Opera blacklisted the version of Tampermonkey that is currently offered on the Chrome Web Store as it is being installed by Windows malware. This prevents the extension from working in theOpera browser.
Opera users who installed Tampermonkey 4.7.54 from the Chrome Web Store found out today that the browser has blacklisted the extension. When they open the browser’s extensions list, they are greeted with a red message stating that the extension was blocked because Opera “identified this extension as malicious and have blacklisted it. This means it can no longer cause any damage to your machine. You can leave it as is, or remove it.”
Expert comments below:
Tim Mackey, Senior Technical Evangelist at Synopsys:
“While in blacklisting a specific version of Tampermonkey, Opera acted out of concern for the security of their end users, this situation highlights the risks present in modern applications. Modern software is a combination of libraries, third party components and third party services – in addition to the custom code created. In this case, it appears Opera identified a specific version of a component,Tampermonkey, which, in addition to being legitimate, was also being distributed with a malicious application. Upon inspecting Tampermonkey, Opera determined that blacklisting it was the most effective way to black the malicious application. The net result being that legitimate Opera users of Tampermonkey were also impacted.

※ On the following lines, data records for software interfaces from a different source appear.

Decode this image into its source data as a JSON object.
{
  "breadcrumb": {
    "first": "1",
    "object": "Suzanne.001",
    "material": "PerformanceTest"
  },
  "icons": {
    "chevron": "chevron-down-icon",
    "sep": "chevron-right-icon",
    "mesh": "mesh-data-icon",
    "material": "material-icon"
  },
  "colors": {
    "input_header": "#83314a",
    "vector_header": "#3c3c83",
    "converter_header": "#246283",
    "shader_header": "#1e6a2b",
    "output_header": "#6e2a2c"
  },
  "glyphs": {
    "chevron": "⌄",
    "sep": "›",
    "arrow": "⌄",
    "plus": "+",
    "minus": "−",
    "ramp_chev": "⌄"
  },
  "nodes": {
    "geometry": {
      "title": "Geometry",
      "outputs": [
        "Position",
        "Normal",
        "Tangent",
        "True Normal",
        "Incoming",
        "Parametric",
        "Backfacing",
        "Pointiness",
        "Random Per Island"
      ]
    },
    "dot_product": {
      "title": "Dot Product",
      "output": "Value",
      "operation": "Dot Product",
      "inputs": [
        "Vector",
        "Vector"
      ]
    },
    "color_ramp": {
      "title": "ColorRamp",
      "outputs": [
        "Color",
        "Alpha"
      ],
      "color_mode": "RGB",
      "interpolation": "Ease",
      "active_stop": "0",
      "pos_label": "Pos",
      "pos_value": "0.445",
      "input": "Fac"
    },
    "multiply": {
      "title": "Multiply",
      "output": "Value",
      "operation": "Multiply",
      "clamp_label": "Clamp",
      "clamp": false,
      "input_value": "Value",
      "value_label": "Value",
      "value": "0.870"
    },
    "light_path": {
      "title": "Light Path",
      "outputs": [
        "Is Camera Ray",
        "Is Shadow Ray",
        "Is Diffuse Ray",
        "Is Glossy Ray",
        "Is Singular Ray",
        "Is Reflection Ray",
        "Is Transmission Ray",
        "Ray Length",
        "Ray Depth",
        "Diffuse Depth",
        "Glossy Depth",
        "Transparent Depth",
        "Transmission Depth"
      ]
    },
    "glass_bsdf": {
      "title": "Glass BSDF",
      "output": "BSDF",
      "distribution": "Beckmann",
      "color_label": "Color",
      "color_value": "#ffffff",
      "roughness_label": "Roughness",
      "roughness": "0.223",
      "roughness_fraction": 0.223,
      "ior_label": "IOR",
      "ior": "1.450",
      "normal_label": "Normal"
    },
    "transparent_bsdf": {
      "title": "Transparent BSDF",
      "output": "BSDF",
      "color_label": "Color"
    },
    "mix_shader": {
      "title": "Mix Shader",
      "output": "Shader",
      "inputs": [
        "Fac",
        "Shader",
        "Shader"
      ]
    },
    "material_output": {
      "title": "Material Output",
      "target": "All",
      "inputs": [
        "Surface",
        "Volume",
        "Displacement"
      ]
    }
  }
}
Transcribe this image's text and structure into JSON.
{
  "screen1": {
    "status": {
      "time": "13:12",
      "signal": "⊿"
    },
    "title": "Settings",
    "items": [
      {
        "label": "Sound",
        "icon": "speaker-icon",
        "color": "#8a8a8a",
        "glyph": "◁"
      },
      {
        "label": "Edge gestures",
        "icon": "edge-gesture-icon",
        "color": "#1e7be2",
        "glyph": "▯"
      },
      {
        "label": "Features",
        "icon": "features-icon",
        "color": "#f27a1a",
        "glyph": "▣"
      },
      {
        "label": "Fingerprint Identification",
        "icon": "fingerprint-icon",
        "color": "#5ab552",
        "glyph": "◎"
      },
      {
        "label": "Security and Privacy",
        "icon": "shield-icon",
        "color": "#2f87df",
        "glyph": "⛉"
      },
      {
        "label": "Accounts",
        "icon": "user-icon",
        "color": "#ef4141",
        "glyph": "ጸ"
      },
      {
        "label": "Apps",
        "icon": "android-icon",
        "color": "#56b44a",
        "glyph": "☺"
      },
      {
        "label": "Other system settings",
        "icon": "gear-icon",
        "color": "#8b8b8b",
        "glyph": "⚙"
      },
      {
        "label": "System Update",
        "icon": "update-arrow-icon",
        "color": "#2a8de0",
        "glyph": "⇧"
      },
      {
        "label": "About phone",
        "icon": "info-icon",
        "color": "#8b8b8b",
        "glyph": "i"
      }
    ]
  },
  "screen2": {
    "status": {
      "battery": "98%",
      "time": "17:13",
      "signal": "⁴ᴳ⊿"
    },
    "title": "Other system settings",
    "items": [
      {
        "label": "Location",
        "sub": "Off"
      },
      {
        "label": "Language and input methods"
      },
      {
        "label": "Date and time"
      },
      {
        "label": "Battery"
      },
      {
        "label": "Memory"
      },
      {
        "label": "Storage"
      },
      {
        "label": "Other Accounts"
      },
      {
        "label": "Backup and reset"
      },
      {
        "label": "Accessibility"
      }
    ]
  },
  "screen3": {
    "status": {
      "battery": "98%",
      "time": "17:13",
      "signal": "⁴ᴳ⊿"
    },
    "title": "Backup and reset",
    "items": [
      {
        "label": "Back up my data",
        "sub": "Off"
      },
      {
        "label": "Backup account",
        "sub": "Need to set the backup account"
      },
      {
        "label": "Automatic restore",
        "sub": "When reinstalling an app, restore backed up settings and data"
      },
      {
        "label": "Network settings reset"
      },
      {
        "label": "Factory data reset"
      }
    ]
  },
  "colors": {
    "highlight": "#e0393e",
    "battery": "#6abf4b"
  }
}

While the Tampermonkey and Opera teams have come to a resolution which removed Tampermonkey from the blacklist, this situation highlights a requirement for all IT organizations and engineering teams to clearly understand their dependencies are. A decision made by a third party could easily have a significant impact on operations, and potentially be an impact which is challenging to securely mitigate. To properly plan for such situations, IT and engineering organizations should implement a policy which identifies any third party libraries, services, components and APIs and then monitors for changes in these dependencies. Only when armed with full visibility can dependency risks be properly mitigated.”